A Chinese research team has developed a new autonomous transmedium drone capable of flying in the air and swimming underwater.
Dubbed the “TJ-FlyingFish,” or “Mirs-X,” the new robotic vehicle was developed by a consortium of scientists from China’s Shanghai Research Institute for Intelligent Autonomous Systems, Tongji University, and the Unmanned Systems Research Group at the Chinese University of Hong Kong.
The new drone has been described as a hybrid unmanned aerial and submersible vehicle that seamlessly transitions between aerial flight and underwater exploration.
The ability to traverse land and sea opens the door to various potential applications for the transmedium drone, including search and rescue operations, aerial/water surveying, and remote sensing.
Engineering a hybrid transmedium vehicle that can fly in the air and swim underwater presents a unique set of challenges.
The significant changes of added mass, fluid drag force, and “ground effect” when crossing the air-water surface mean that an unmanned aerial/underwater drone must possess a reasonably powerful propulsion system.
A transmedium drone must also be able to precisely control its propulsion speed in differing environments. A drone that moves too quickly in the air will experience drag, while a drone that moves too slowly in the water will experience drag. The drone’s center of mass must also be carefully balanced to ensure buoyancy in submersible operations and stability during aerial flight.
Developing sensing and communication systems that can work effectively in air and water is also problematic, as the different environments present unique challenges to these systems. For example, underwater communication is more difficult due to the attenuation of electromagnetic waves in water.
Finally, all of these challenges must be overcome while still designing a device that is small and lightweight enough to fly effectively while also being durable enough to withstand the forces of underwater operation.

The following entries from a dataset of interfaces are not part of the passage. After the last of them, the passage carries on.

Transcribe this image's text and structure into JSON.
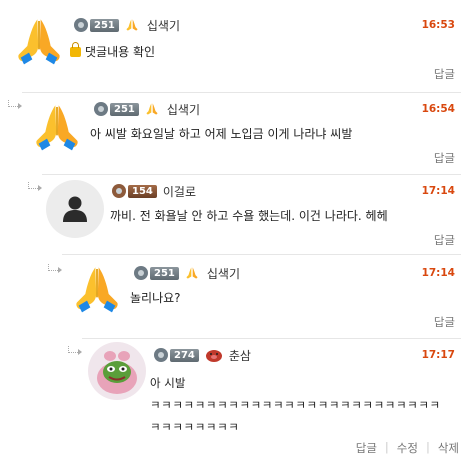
{
  "comments": [
    {
      "level": "251",
      "nickname": "십색기",
      "time": "16:53",
      "text": "댓글내용 확인",
      "locked": true,
      "reply_label": "답글",
      "avatar_icon": "praying-hands-icon"
    },
    {
      "level": "251",
      "nickname": "십색기",
      "time": "16:54",
      "text": "아 씨발 화요일날 하고 어제 노입금 이게 나라냐 씨발",
      "reply_label": "답글",
      "avatar_icon": "praying-hands-icon"
    },
    {
      "level": "154",
      "nickname": "이걸로",
      "time": "17:14",
      "text": "까비. 전 화욜날 안 하고 수욜 했는데. 이건 나라다. 헤헤",
      "reply_label": "답글",
      "avatar_icon": "default-user-icon"
    },
    {
      "level": "251",
      "nickname": "십색기",
      "time": "17:14",
      "text": "놀리나요?",
      "reply_label": "답글",
      "avatar_icon": "praying-hands-icon"
    },
    {
      "level": "274",
      "nickname": "춘삼",
      "time": "17:17",
      "text_line1": "아 시발",
      "text_line2": "ㅋㅋㅋㅋㅋㅋㅋㅋㅋㅋㅋㅋㅋㅋㅋㅋㅋㅋㅋㅋㅋㅋㅋㅋㅋㅋ",
      "text_line3": "ㅋㅋㅋㅋㅋㅋㅋㅋ",
      "actions": [
        "답글",
        "수정",
        "삭제"
      ],
      "avatar_icon": "pepe-frog-pig-icon"
    }
  ],
  "colors": {
    "time": "#d9480f",
    "separator": "#e6e6e6"
  }
}
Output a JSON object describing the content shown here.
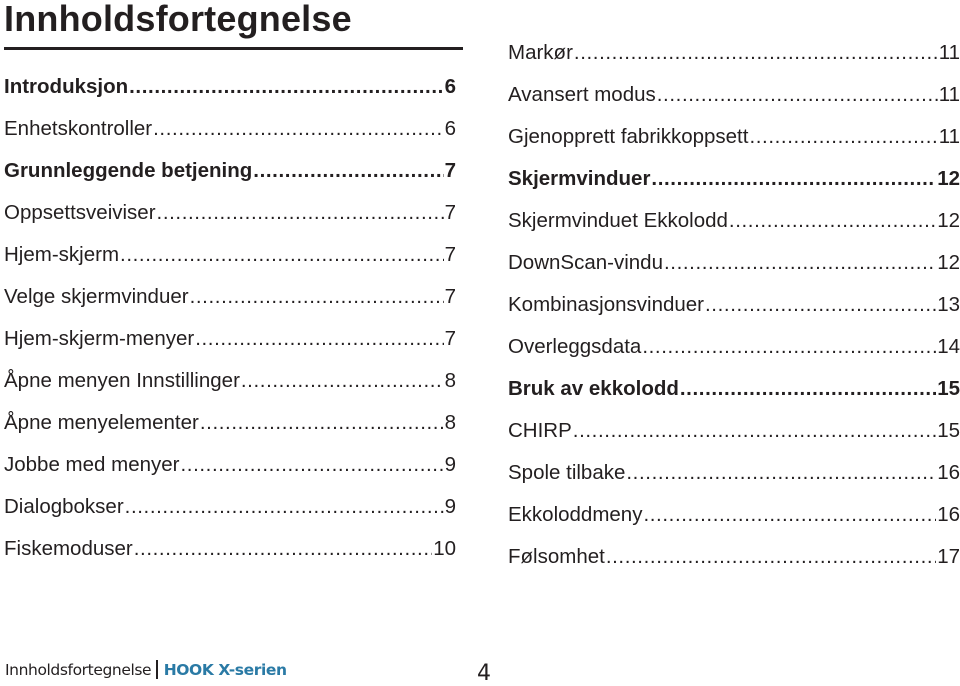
{
  "document": {
    "title": "Innholdsfortegnelse"
  },
  "toc": {
    "left": [
      {
        "label": "Introduksjon",
        "page": "6",
        "bold": true
      },
      {
        "label": "Enhetskontroller",
        "page": "6",
        "bold": false
      },
      {
        "label": "Grunnleggende betjening",
        "page": "7",
        "bold": true
      },
      {
        "label": "Oppsettsveiviser",
        "page": "7",
        "bold": false
      },
      {
        "label": "Hjem-skjerm",
        "page": "7",
        "bold": false
      },
      {
        "label": "Velge skjermvinduer",
        "page": "7",
        "bold": false
      },
      {
        "label": "Hjem-skjerm-menyer",
        "page": "7",
        "bold": false
      },
      {
        "label": "Åpne menyen Innstillinger",
        "page": "8",
        "bold": false
      },
      {
        "label": "Åpne menyelementer",
        "page": "8",
        "bold": false
      },
      {
        "label": "Jobbe med menyer",
        "page": "9",
        "bold": false
      },
      {
        "label": "Dialogbokser",
        "page": "9",
        "bold": false
      },
      {
        "label": "Fiskemoduser",
        "page": "10",
        "bold": false
      }
    ],
    "right": [
      {
        "label": "Markør",
        "page": "11",
        "bold": false
      },
      {
        "label": "Avansert modus",
        "page": "11",
        "bold": false
      },
      {
        "label": "Gjenopprett fabrikkoppsett",
        "page": "11",
        "bold": false
      },
      {
        "label": "Skjermvinduer",
        "page": "12",
        "bold": true
      },
      {
        "label": "Skjermvinduet Ekkolodd",
        "page": "12",
        "bold": false
      },
      {
        "label": "DownScan-vindu",
        "page": "12",
        "bold": false
      },
      {
        "label": "Kombinasjonsvinduer",
        "page": "13",
        "bold": false
      },
      {
        "label": "Overleggsdata",
        "page": "14",
        "bold": false
      },
      {
        "label": "Bruk av ekkolodd",
        "page": "15",
        "bold": true
      },
      {
        "label": "CHIRP",
        "page": "15",
        "bold": false
      },
      {
        "label": "Spole tilbake",
        "page": "16",
        "bold": false
      },
      {
        "label": "Ekkoloddmeny",
        "page": "16",
        "bold": false
      },
      {
        "label": "Følsomhet",
        "page": "17",
        "bold": false
      }
    ]
  },
  "footer": {
    "section": "Innholdsfortegnelse",
    "series": "HOOK X-serien",
    "series_color": "#2a7aa5",
    "page_number": "4"
  }
}
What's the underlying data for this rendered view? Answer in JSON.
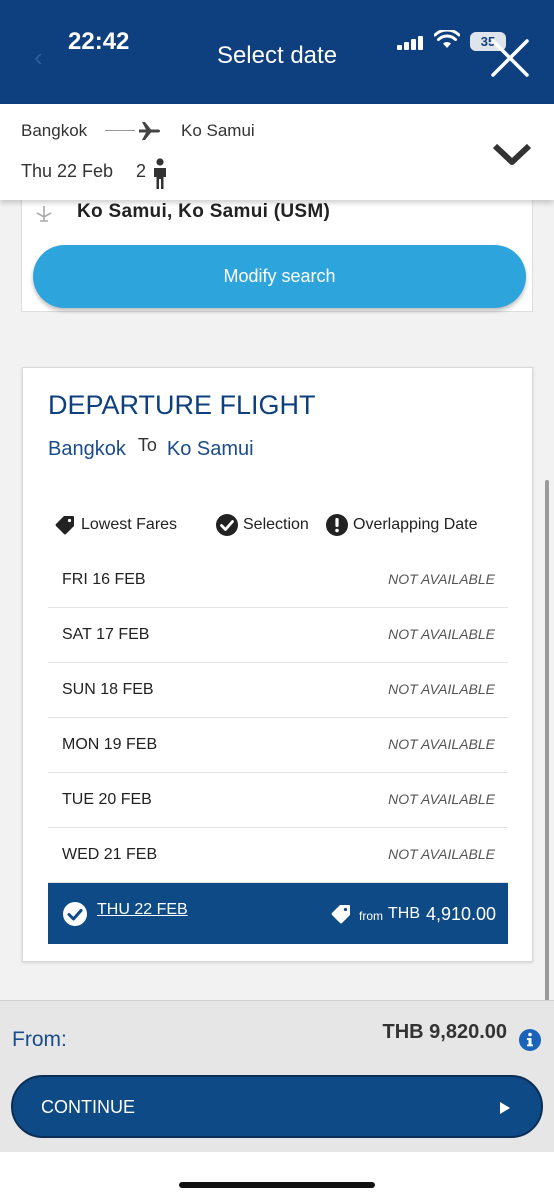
{
  "status_bar": {
    "time": "22:42",
    "battery": "35"
  },
  "header": {
    "title": "Select date"
  },
  "trip": {
    "origin": "Bangkok",
    "destination": "Ko Samui",
    "date": "Thu 22 Feb",
    "passengers": "2"
  },
  "search": {
    "airport": "Ko Samui, Ko Samui (USM)",
    "modify_label": "Modify search"
  },
  "departure": {
    "title": "DEPARTURE FLIGHT",
    "from_city": "Bangkok",
    "to_word": "To",
    "to_city": "Ko Samui",
    "legend": {
      "lowest": "Lowest Fares",
      "selection": "Selection",
      "overlap": "Overlapping Date"
    },
    "dates": [
      {
        "day": "FRI 16 FEB",
        "status": "NOT AVAILABLE"
      },
      {
        "day": "SAT 17 FEB",
        "status": "NOT AVAILABLE"
      },
      {
        "day": "SUN 18 FEB",
        "status": "NOT AVAILABLE"
      },
      {
        "day": "MON 19 FEB",
        "status": "NOT AVAILABLE"
      },
      {
        "day": "TUE 20 FEB",
        "status": "NOT AVAILABLE"
      },
      {
        "day": "WED 21 FEB",
        "status": "NOT AVAILABLE"
      }
    ],
    "selected": {
      "day": "THU 22 FEB",
      "from_label": "from",
      "currency": "THB",
      "price": "4,910.00"
    }
  },
  "footer": {
    "from_label": "From:",
    "total": "THB 9,820.00",
    "continue_label": "CONTINUE"
  },
  "colors": {
    "brand_dark": "#0e3f7e",
    "accent": "#2ea4dd",
    "selected_row": "#0e4a86"
  }
}
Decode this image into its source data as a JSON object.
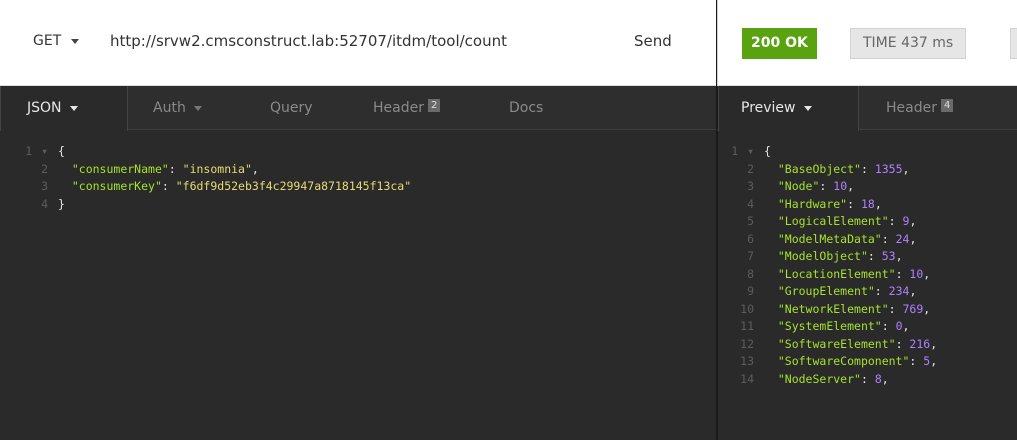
{
  "request": {
    "method": "GET",
    "url": "http://srvw2.cmsconstruct.lab:52707/itdm/tool/count",
    "send_label": "Send"
  },
  "response": {
    "status": "200 OK",
    "time_label": "TIME",
    "time_value": "437 ms"
  },
  "left_tabs": [
    {
      "label": "JSON",
      "active": true
    },
    {
      "label": "Auth"
    },
    {
      "label": "Query"
    },
    {
      "label": "Header",
      "badge": "2"
    },
    {
      "label": "Docs"
    }
  ],
  "right_tabs": [
    {
      "label": "Preview",
      "active": true
    },
    {
      "label": "Header",
      "badge": "4"
    }
  ],
  "request_body": [
    {
      "n": "1",
      "fold": true,
      "text": "{"
    },
    {
      "n": "2",
      "key": "consumerName",
      "str": "insomnia",
      "comma": true
    },
    {
      "n": "3",
      "key": "consumerKey",
      "str": "f6df9d52eb3f4c29947a8718145f13ca"
    },
    {
      "n": "4",
      "text": "}"
    }
  ],
  "response_body": [
    {
      "n": "1",
      "fold": true,
      "text": "{"
    },
    {
      "n": "2",
      "key": "BaseObject",
      "num": "1355"
    },
    {
      "n": "3",
      "key": "Node",
      "num": "10"
    },
    {
      "n": "4",
      "key": "Hardware",
      "num": "18"
    },
    {
      "n": "5",
      "key": "LogicalElement",
      "num": "9"
    },
    {
      "n": "6",
      "key": "ModelMetaData",
      "num": "24"
    },
    {
      "n": "7",
      "key": "ModelObject",
      "num": "53"
    },
    {
      "n": "8",
      "key": "LocationElement",
      "num": "10"
    },
    {
      "n": "9",
      "key": "GroupElement",
      "num": "234"
    },
    {
      "n": "10",
      "key": "NetworkElement",
      "num": "769"
    },
    {
      "n": "11",
      "key": "SystemElement",
      "num": "0"
    },
    {
      "n": "12",
      "key": "SoftwareElement",
      "num": "216"
    },
    {
      "n": "13",
      "key": "SoftwareComponent",
      "num": "5"
    },
    {
      "n": "14",
      "key": "NodeServer",
      "num": "8"
    }
  ],
  "colors": {
    "status_ok": "#59a210",
    "json_key": "#a6e22e",
    "json_string": "#e6db74",
    "json_number": "#ae81ff"
  }
}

Outwardly, the TJ-FlyingFish looks like a standard quadcopter UAV, with four rotary wing arms extending from a central body.
To overcome some of the challenges associated with unmanned aerial/underwater drones, each of the TJ-FlyingFish’s four rotary wing arms are outfitted with two-speed gearboxes. The rotary arms also independently rotate, allowing the drone to manipulate the direction of the thrust being generated by the propellers.
When in flight, the TJ-FlyingFish’s four propeller units face upward and rotate at higher speed, the same as a conventional quadcopter UAV.
When the drone lands on the water’s surface, the four propellers switch to a lower speed and rotate 180 degrees to face downward. This transition creates a sufficient force to allow the device to submerge.
Once submerged, the transmedium drone can independently rotate its propulsion units to adjust its angle and thrust, allowing it to “swim” underwater.
The TJ-FlyingFish can reportedly reverse this process to allow the drone to resurface from the water and resume flight.
According to one of the engineers who participated in developing the TJ-FlyingFish, Dr. Ben Chen, from the Chinese University of Hong Kong, the drone can operate entirely autonomously without a “human in the loop.”
In its current proof-of-concept form, the transmedium drone weighs 3.6 lbs and possesses enough power for six minutes of flight, or 40 minutes of underwater exploration, between battery charges. The TJ-FlyingFish is reportedly capable of descending to a maximum depth of nearly 10 feet and has a submerged top speed of 6.6 feet per second or 4.5 miles per hour.
In The Debrief’sprevious reporting on a 2020 classified intelligence report issued by the DoD’s UAP Task Force, an intelligence official familiar with the ongoing examinations said investigators had not ruled there being a “subsurface” or “transmedium” component to some UAP incidents.
Currently, the TJ-FlyingFish only exists as a functional prototype. Developers hope the design can be advanced and used for aerial/aquatic surveys, remote sensing, and search-and-rescue operations.
Researchers are expected to present peer-reviewed findings of their work at the 2023 IEEE International Conference on Robotics and Automation in London this May.
Tim McMillan is a retired law enforcement executive, investigative reporter and co-founder of The Debrief. His writing typically focuses on defense, national security, the Intelligence Community and topics related to psychology. You can follow Tim on Twitter:@LtTimMcMillan. Tim can be reached by email: firstname.lastname@example.org or through encrypted email:LtTimMcMillan@protonmail.com